Although it is not too difficult a task to describe the reality of urban decline, it is another task altogether to identify and isolate the underlying trigger of this decline. Many different culprits have been proposed, including racism, capitalism, environmental extremism, postindustrialism, technology, drugs, the media, the automobile, the police, the public school system, too much government regulation, and too little government regulation. Is one of the these issues or entities the true cause? Is there a precise cause and effect explanation for why our cities are now subject to such powerful and destructive economic, environmental, and racial pressures?
These are important questions, but questions that I will not try to answer in this Essay. Regardless of whether there initially was an underlying trigger, we have reached a point where the various components of urban decline are now feeding on and reinforcing each other. They are all interconnected contributors to the downward spiral that has left our urban cores in their current condition. Therefore, instead of arguing for or against a particular underlying cause, this Essay will focus on the relation among certain critical components of the urban decline cycle. More specifically, I will assess three particular components: (1) the impact of suburban sprawl and open space conversion on the urban economy and the environment; (2) the impact of environmental hazardous waste liability on the development of urban neighborhoods and the urban economy; and (3) the impact of suburban sprawl and environmental hazardous waste liability on the health conditions and economic welfare of poor, primarily minority, communities living in the urban core. Although my analysis will draw extensively on the experience in the San Francisco Bay Area, this Essay is not city-specific. The Essay addresses issues that are affecting

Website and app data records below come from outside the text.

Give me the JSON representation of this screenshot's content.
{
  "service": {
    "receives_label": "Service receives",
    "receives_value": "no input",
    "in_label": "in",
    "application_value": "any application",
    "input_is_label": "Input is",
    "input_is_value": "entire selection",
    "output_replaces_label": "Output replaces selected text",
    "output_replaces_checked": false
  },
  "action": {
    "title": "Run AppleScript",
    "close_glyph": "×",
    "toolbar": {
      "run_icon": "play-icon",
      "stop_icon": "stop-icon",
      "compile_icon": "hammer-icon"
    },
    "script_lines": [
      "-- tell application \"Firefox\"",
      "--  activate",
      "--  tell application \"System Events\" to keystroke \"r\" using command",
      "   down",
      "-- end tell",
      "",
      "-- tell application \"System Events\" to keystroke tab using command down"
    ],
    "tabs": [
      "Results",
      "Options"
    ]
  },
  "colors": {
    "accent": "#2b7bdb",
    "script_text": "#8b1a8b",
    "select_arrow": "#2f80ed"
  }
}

virtually every major U.S. metropolitan area.
25 Boston College Envt'l. Affairs L. Rev. 589 (1998)